“There are people out there who will intentionally try to misinterpret anything you say,” Coleman said. “It’s fine. I’m not worried about it. Really, at this point, nobody can really stop me.”
But Kansas House Minority Leader Tom Sawyer, a Wichita Democrat, described the tweet as “threatening the governor.”
Coleman’s social media post came less than a month after authorities said they foiled a plot to kidnap Michigan Gov. Gretchen Whitmer, another Democrat, in reaction to her handling of the coronavirus pandemic. An FBI agent testified in federal court that members of paramilitary groups also discussed kidnapping Democratic Virginia Gov. Ralph Northam.
Sawyer said he or other Democrats in the House will file a complaint against Coleman when he’s sworn in and work for the two-thirds vote in the House needed to remove Coleman from his seat. The state Democratic Party already had disowned Coleman in August, and state Chairwoman Vicki Hiatt publicly backed such an effort Thursday, with both she and Sawyer calling Coleman unfit to serve.

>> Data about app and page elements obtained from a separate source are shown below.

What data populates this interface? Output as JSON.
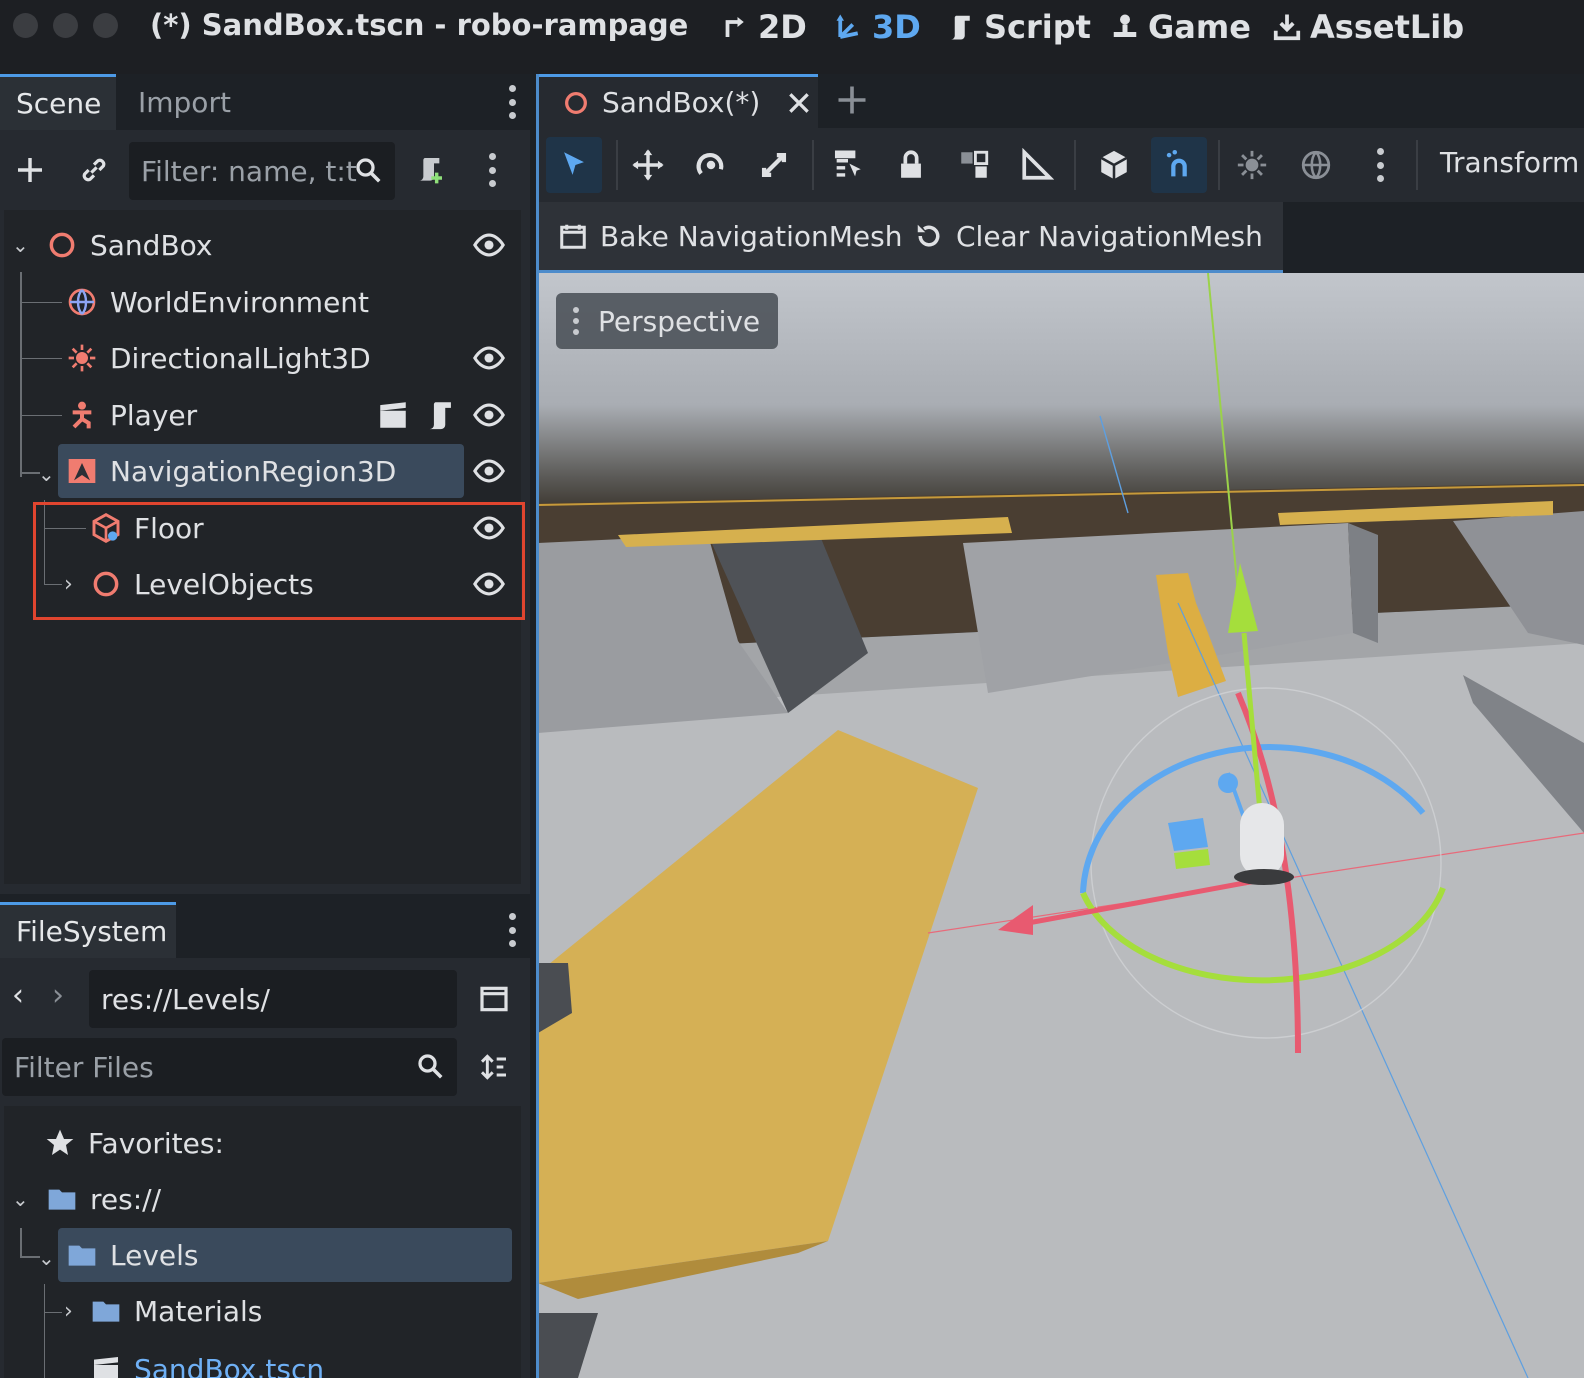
{
  "window": {
    "title": "(*) SandBox.tscn - robo-rampage",
    "workspaces": [
      {
        "label": "2D",
        "icon": "2d-icon",
        "active": false
      },
      {
        "label": "3D",
        "icon": "3d-icon",
        "active": true
      },
      {
        "label": "Script",
        "icon": "script-icon",
        "active": false
      },
      {
        "label": "Game",
        "icon": "game-icon",
        "active": false
      },
      {
        "label": "AssetLib",
        "icon": "assetlib-icon",
        "active": false
      }
    ]
  },
  "scene_dock": {
    "tabs": [
      "Scene",
      "Import"
    ],
    "filter_placeholder": "Filter: name, t:t",
    "nodes": [
      {
        "label": "SandBox",
        "icon": "node3d-icon",
        "visible_toggle": true
      },
      {
        "label": "WorldEnvironment",
        "icon": "world-environment-icon",
        "visible_toggle": false
      },
      {
        "label": "DirectionalLight3D",
        "icon": "directional-light-icon",
        "visible_toggle": true
      },
      {
        "label": "Player",
        "icon": "character-body-icon",
        "visible_toggle": true
      },
      {
        "label": "NavigationRegion3D",
        "icon": "navigation-region-icon",
        "visible_toggle": true,
        "selected": true
      },
      {
        "label": "Floor",
        "icon": "mesh-instance-icon",
        "visible_toggle": true
      },
      {
        "label": "LevelObjects",
        "icon": "node3d-icon",
        "visible_toggle": true
      }
    ]
  },
  "filesystem_dock": {
    "tab": "FileSystem",
    "path": "res://Levels/",
    "filter_placeholder": "Filter Files",
    "items": [
      {
        "label": "Favorites:",
        "icon": "star-icon"
      },
      {
        "label": "res://",
        "icon": "folder-icon"
      },
      {
        "label": "Levels",
        "icon": "folder-icon",
        "selected": true
      },
      {
        "label": "Materials",
        "icon": "folder-icon"
      },
      {
        "label": "SandBox.tscn",
        "icon": "scene-file-icon"
      }
    ]
  },
  "editor": {
    "scene_tab": "SandBox(*)",
    "toolbar_transform_label": "Transform",
    "bake_button": "Bake NavigationMesh",
    "clear_button": "Clear NavigationMesh",
    "perspective_label": "Perspective"
  },
  "colors": {
    "accent": "#5ea8f0",
    "node_red": "#f07c70",
    "highlight_box": "#e0452f",
    "selection": "#3a4a5c"
  }
}
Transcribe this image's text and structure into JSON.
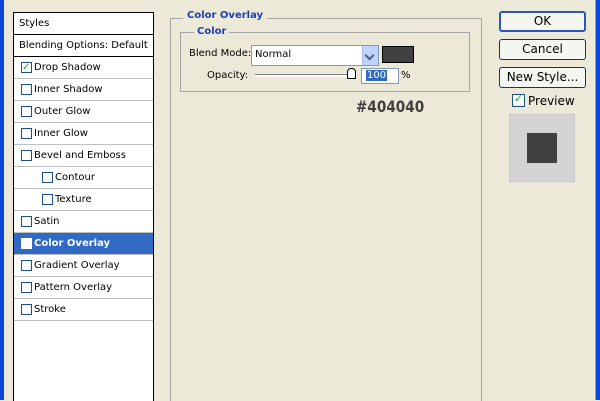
{
  "styles_panel": {
    "header": "Styles",
    "blending_options": "Blending Options: Default",
    "items": [
      {
        "label": "Drop Shadow",
        "checked": true,
        "indent": 0,
        "selected": false
      },
      {
        "label": "Inner Shadow",
        "checked": false,
        "indent": 0,
        "selected": false
      },
      {
        "label": "Outer Glow",
        "checked": false,
        "indent": 0,
        "selected": false
      },
      {
        "label": "Inner Glow",
        "checked": false,
        "indent": 0,
        "selected": false
      },
      {
        "label": "Bevel and Emboss",
        "checked": false,
        "indent": 0,
        "selected": false
      },
      {
        "label": "Contour",
        "checked": false,
        "indent": 1,
        "selected": false
      },
      {
        "label": "Texture",
        "checked": false,
        "indent": 1,
        "selected": false
      },
      {
        "label": "Satin",
        "checked": false,
        "indent": 0,
        "selected": false
      },
      {
        "label": "Color Overlay",
        "checked": true,
        "indent": 0,
        "selected": true
      },
      {
        "label": "Gradient Overlay",
        "checked": false,
        "indent": 0,
        "selected": false
      },
      {
        "label": "Pattern Overlay",
        "checked": false,
        "indent": 0,
        "selected": false
      },
      {
        "label": "Stroke",
        "checked": false,
        "indent": 0,
        "selected": false
      }
    ]
  },
  "color_overlay": {
    "section_title": "Color Overlay",
    "group_title": "Color",
    "blend_mode_label": "Blend Mode:",
    "blend_mode_value": "Normal",
    "overlay_color": "#404040",
    "opacity_label": "Opacity:",
    "opacity_value": "100",
    "opacity_unit": "%",
    "hex_note": "#404040"
  },
  "buttons": {
    "ok": "OK",
    "cancel": "Cancel",
    "new_style": "New Style..."
  },
  "preview": {
    "label": "Preview",
    "checked": true,
    "swatch_color": "#404040"
  },
  "colors": {
    "selection": "#316ac5",
    "section_title": "#1a3fb5",
    "window_frame": "#0a46d8"
  }
}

But Coleman said he’s consulted with a lawyer and believes he only can be removed from his seat for misconduct in office, not for actions before taking office in January.
“Until I break the public’s trust and I break my oath of office, you know, you cannot undo the results of democracy,” Coleman said.
Later, he added: “I’m going keep my head down and do my homework and try not to get any more headlines for a while.”
Unofficial election results showed 3,496 votes for Coleman and 2,013 total write-in votes. The local Board of Canvassers is scheduled to meet Nov. 16 to review provisional ballots cast by voters whose eligibility wasn’t certain.
Wyandotte County Election Commissioner Bruce Newby said it’s “very rare” for all write-in votes to go to a single candidate. Newby said he doesn’t have a countywide count of provisional ballots yet, but that there would almost certainly not be enough in Coleman’s district to change the result. About 3,000 ballots mailed to voters countywide had yet to arrive, but Newby said it’s likely that only several hundred will arrive by Friday’s deadline. Even if all of them arrived on time, he said, only a fraction would be for Coleman’s district.
“Quite honestly, there’s no hope there,” Newby said of overcoming Coleman’s victory.
Coleman was charged in May 2015 with a felony count of making a criminal threat but later pleaded guilty to a misdemeanor charge of harassment. An arrest report and investigative summary from the incident, obtained by AP through an open records request, said Coleman threatened to go to a girl’s high school, shoot her, and turn the gun on himself.
He acknowledged in a June post on Facebook that allegations of revenge porn and harassing middle school girls online were true but called them the actions of a “sick and troubled 14-year-old boy.” The state Democratic Party disowned Coleman in August when an ex-girlfriend accused him of being physically abusive to her in late December.